### Problem to work on
Return the lines of the data below in which the string "subtitle" occurs.

Dataset rows for apps and sites
▬▬▬
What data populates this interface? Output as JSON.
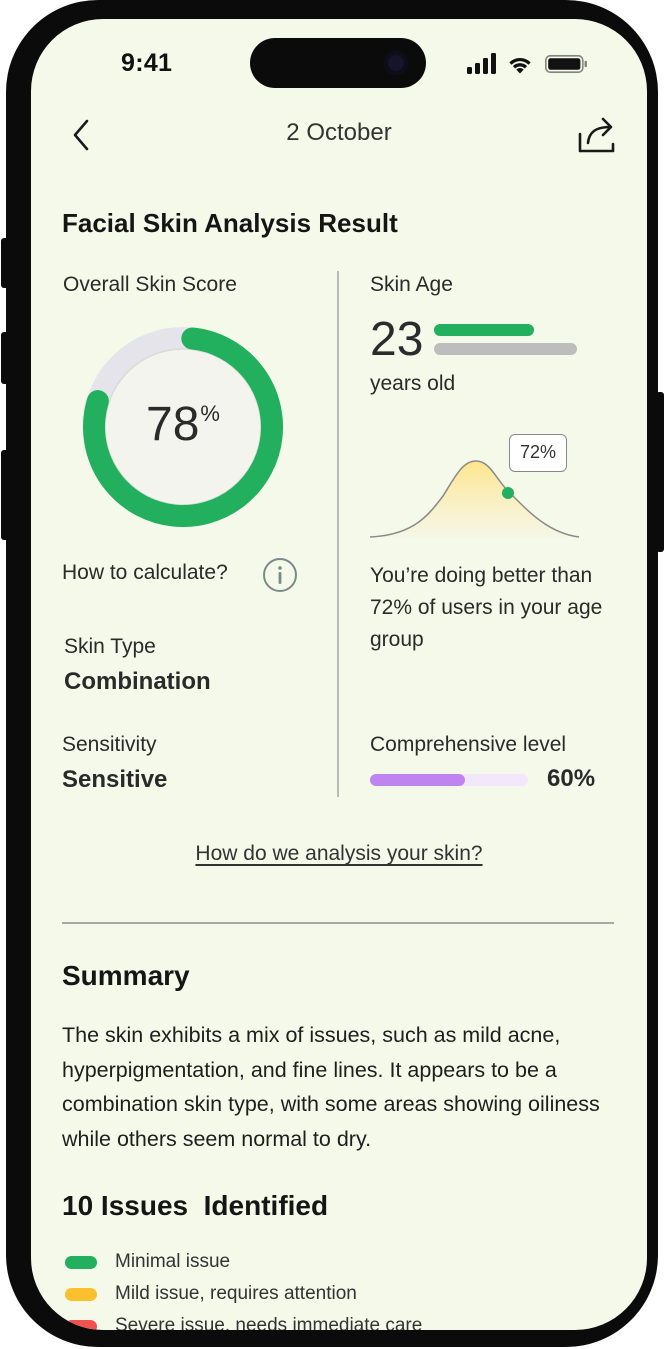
{
  "status_bar": {
    "time": "9:41"
  },
  "nav": {
    "title": "2 October"
  },
  "heading": "Facial Skin Analysis Result",
  "overall": {
    "label": "Overall Skin Score",
    "score": 78,
    "score_text": "78",
    "unit": "%",
    "how_label": "How to calculate?"
  },
  "skin_type": {
    "label": "Skin Type",
    "value": "Combination"
  },
  "sensitivity": {
    "label": "Sensitivity",
    "value": "Sensitive"
  },
  "skin_age": {
    "label": "Skin Age",
    "age": "23",
    "unit": "years old",
    "bar_fraction": 0.7,
    "percentile_tooltip": "72%",
    "percentile": 72,
    "comparison_text": "You’re doing better than 72% of users in your age group"
  },
  "comprehensive": {
    "label": "Comprehensive level",
    "value_text": "60%",
    "fraction": 0.6
  },
  "analysis_link": "How do we analysis your skin?",
  "summary": {
    "title": "Summary",
    "text": "The skin exhibits a mix of issues, such as mild acne, hyperpigmentation, and fine lines. It appears to be a combination skin type, with some areas showing oiliness while others seem normal to dry."
  },
  "issues": {
    "title": "10 Issues  Identified",
    "legend": [
      {
        "label": "Minimal issue",
        "color": "#22b05e"
      },
      {
        "label": "Mild issue, requires attention",
        "color": "#fbc02d"
      },
      {
        "label": "Severe issue, needs immediate care",
        "color": "#ef5350"
      }
    ]
  },
  "colors": {
    "accent_green": "#22b05e",
    "purple": "#c084f0",
    "background": "#f5f9ea"
  }
}
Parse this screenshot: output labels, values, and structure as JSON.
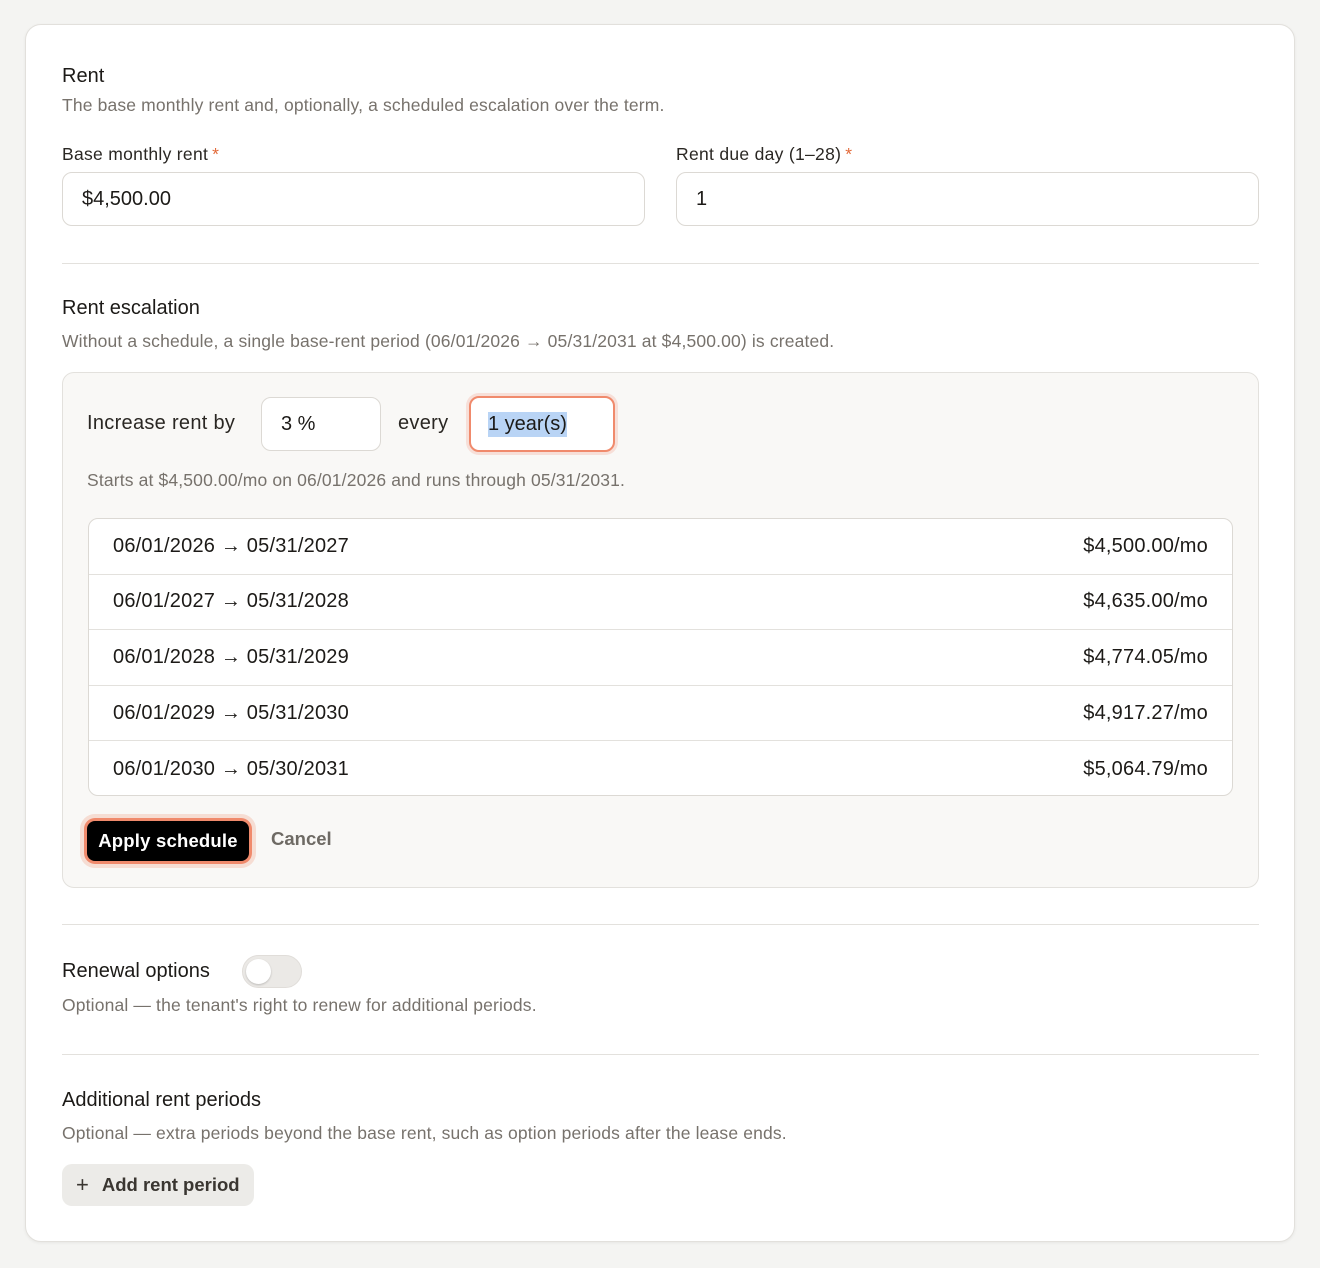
{
  "rent": {
    "title": "Rent",
    "subtitle": "The base monthly rent and, optionally, a scheduled escalation over the term.",
    "base_label": "Base monthly rent",
    "base_value": "$4,500.00",
    "due_label": "Rent due day (1–28)",
    "due_value": "1",
    "required_mark": "*"
  },
  "escalation": {
    "title": "Rent escalation",
    "subtitle": "Without a schedule, a single base-rent period (06/01/2026 → 05/31/2031 at $4,500.00) is created.",
    "increase_label": "Increase rent by",
    "percent_value": "3 %",
    "every_label": "every",
    "period_value": "1 year(s)",
    "summary": "Starts at $4,500.00/mo on 06/01/2026 and runs through 05/31/2031.",
    "schedule": [
      {
        "range": "06/01/2026 → 05/31/2027",
        "amount": "$4,500.00/mo"
      },
      {
        "range": "06/01/2027 → 05/31/2028",
        "amount": "$4,635.00/mo"
      },
      {
        "range": "06/01/2028 → 05/31/2029",
        "amount": "$4,774.05/mo"
      },
      {
        "range": "06/01/2029 → 05/31/2030",
        "amount": "$4,917.27/mo"
      },
      {
        "range": "06/01/2030 → 05/30/2031",
        "amount": "$5,064.79/mo"
      }
    ],
    "apply_label": "Apply schedule",
    "cancel_label": "Cancel"
  },
  "renewal": {
    "title": "Renewal options",
    "subtitle": "Optional — the tenant's right to renew for additional periods.",
    "enabled": false
  },
  "additional": {
    "title": "Additional rent periods",
    "subtitle": "Optional — extra periods beyond the base rent, such as option periods after the lease ends.",
    "add_label": "Add rent period",
    "add_icon": "plus-icon"
  },
  "colors": {
    "accent": "#f08a6c",
    "required": "#e26a3a",
    "selection": "#b9d4f5"
  }
}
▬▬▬
### Result below
    "subtitle": "The base monthly rent and, optionally, a scheduled escalation over the term.",
    "subtitle": "Without a schedule, a single base-rent period (06/01/2026 → 05/31/2031 at $4,500.00) is created.",
    "subtitle": "Optional — the tenant's right to renew for additional periods.",
    "subtitle": "Optional — extra periods beyond the base rent, such as option periods after the lease ends.",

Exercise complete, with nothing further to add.